Segment Start: MATERIAL TO PROCESS

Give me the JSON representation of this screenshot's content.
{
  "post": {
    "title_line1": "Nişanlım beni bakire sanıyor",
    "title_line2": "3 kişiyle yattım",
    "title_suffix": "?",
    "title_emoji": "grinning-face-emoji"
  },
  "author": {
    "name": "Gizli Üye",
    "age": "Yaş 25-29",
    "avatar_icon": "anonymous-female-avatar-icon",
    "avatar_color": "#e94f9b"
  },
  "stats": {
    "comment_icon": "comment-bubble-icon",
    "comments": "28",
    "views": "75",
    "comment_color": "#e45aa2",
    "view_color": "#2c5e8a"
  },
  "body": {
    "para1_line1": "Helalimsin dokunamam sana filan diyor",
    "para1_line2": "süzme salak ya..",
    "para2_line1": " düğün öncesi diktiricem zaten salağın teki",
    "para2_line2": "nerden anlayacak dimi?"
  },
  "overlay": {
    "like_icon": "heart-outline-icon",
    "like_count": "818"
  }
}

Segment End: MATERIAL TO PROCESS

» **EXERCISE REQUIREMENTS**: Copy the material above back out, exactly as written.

» **TASK RESULT**:
Give me the JSON representation of this screenshot's content.
{
  "post": {
    "title_line1": "Nişanlım beni bakire sanıyor",
    "title_line2": "3 kişiyle yattım",
    "title_suffix": "?",
    "title_emoji": "grinning-face-emoji"
  },
  "author": {
    "name": "Gizli Üye",
    "age": "Yaş 25-29",
    "avatar_icon": "anonymous-female-avatar-icon",
    "avatar_color": "#e94f9b"
  },
  "stats": {
    "comment_icon": "comment-bubble-icon",
    "comments": "28",
    "views": "75",
    "comment_color": "#e45aa2",
    "view_color": "#2c5e8a"
  },
  "body": {
    "para1_line1": "Helalimsin dokunamam sana filan diyor",
    "para1_line2": "süzme salak ya..",
    "para2_line1": " düğün öncesi diktiricem zaten salağın teki",
    "para2_line2": "nerden anlayacak dimi?"
  },
  "overlay": {
    "like_icon": "heart-outline-icon",
    "like_count": "818"
  }
}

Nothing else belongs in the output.